The saxophonist and clarinetist, a student of Sidney Bechet and a specialist in early styles of the music, died Aug. 4 at the age of 91. He spoke with Terry Gross in 1988, excerpted here. (Hear the full interview through the Fresh Air archive.)
Getz recently passed away after a bout with liver cancer. We remember him with a rebroadcast of an interview from last year. Getz talks about dropping out of school and going on the road at 15. He learned while traveling and playing with other musicians.
Jazz singer Sylvia Syms passed away yesterday at the age of 74. She had a heart attack just as she finished a performance at the Algonquin Hotel. Syms was known as the quintessential saloon singer, and foremost among her admirers was Frank Sinatra, who produced and conducted a 1982 album of standards called "Syms By Sinatra." Her one hit was "I could Have Danced All Night," from the 1956 musical "My Fair Lady." Her nightclub career spanned 51 years.
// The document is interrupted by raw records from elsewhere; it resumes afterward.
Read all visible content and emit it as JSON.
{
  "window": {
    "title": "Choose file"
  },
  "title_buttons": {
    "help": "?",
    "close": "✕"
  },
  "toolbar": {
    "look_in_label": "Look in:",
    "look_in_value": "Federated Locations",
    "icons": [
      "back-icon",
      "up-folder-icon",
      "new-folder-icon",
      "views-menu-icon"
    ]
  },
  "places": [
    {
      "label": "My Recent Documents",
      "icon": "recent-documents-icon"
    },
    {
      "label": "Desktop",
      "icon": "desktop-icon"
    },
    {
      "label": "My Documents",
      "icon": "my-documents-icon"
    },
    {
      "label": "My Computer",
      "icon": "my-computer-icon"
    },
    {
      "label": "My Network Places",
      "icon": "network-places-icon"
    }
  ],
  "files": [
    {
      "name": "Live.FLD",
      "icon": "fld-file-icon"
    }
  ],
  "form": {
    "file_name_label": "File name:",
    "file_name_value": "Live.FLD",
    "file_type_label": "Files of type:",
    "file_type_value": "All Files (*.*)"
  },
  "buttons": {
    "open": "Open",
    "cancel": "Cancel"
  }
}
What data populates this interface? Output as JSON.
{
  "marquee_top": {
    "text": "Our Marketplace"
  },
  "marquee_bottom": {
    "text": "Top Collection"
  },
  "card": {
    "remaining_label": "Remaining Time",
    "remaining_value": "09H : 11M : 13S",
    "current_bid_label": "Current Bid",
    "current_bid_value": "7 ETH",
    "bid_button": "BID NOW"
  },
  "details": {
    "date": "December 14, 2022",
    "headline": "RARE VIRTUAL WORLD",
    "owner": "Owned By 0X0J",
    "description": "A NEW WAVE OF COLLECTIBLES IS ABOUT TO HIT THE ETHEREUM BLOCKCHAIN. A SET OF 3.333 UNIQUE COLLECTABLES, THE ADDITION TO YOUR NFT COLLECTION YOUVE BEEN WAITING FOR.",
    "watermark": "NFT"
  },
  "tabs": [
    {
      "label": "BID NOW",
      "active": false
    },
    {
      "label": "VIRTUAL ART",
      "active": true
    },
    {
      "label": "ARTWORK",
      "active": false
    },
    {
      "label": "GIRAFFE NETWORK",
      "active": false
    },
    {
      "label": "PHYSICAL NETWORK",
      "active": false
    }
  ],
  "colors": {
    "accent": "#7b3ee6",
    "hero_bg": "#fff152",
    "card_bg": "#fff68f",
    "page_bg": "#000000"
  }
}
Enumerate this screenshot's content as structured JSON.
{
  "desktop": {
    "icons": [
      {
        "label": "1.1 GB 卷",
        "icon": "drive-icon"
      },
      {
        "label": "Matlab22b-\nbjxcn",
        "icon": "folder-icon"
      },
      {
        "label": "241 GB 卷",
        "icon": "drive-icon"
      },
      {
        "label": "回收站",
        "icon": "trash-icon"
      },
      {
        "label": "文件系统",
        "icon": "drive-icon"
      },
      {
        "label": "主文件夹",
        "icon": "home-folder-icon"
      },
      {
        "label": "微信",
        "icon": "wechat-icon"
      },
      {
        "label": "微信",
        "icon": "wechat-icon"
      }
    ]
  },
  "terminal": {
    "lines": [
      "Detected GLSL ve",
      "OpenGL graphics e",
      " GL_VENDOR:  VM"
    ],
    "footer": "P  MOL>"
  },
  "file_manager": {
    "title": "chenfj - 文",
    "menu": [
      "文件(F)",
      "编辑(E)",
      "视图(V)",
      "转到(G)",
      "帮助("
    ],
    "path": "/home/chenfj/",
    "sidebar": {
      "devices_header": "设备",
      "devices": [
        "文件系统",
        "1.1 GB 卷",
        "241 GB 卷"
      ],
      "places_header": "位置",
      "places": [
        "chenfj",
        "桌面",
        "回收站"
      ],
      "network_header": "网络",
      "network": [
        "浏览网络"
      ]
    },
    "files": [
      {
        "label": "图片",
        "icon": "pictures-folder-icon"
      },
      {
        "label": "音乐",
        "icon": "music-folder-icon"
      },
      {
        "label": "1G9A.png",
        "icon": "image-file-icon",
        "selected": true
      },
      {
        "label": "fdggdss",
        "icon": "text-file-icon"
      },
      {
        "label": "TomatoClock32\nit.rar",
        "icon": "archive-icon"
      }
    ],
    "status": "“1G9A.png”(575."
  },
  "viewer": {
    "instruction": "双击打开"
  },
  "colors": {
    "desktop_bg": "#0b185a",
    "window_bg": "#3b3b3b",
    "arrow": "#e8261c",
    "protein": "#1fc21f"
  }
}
Sonny Sharrock was a guitarist. His genre was the free-jazz movement of the late 1960's Jon Pareles said in the New York Times that Sharrock's "guitar solos streaked and clanged, using blistering speed and raw noise to create music that had both the openness of jazz and power of rock." (Rebroadcast of 10/23/1991)
Jazz musicians Red Rodney and Sonny Sharrock. They're both important jazz figures who recently died. We will rebroadcast previous interviews with both Rodney was a trumpeter and band leader. He rose through the big band ranks and played in Charlie Parker's quintet. He was known as one of jazz's best improvisers. And he was known for regaling journalists with his stories-- often of dubious veracity. (Rebroadcast of 6/15/1990)
Feather, one of the world's most prominent jazz critics died of pneumonia, yesterday at the age of 80. He grew up in England and moved to America in 1940. His most important writing was his encylopedia of jazz, an essential reference work of musician bios. Feather spent his final months editing a new edition, which is scheduled for publication next year. Feather also produced about 200 recording sessions, composed for many of the musicians he worked with, and even played piano on some of their sessions.
Taylor died Monday at age 65. He played with Sonny Rollins, Charlie Parker, Miles Davis, John Coltrane and Thelonious Monk. His recent book "Notes and Tones: Musician-to-Musician Interviews" features conversations with fellow musicians. It was one of the few books about black jazz musicians by a black man. We replay our 1994 interview with Taylor.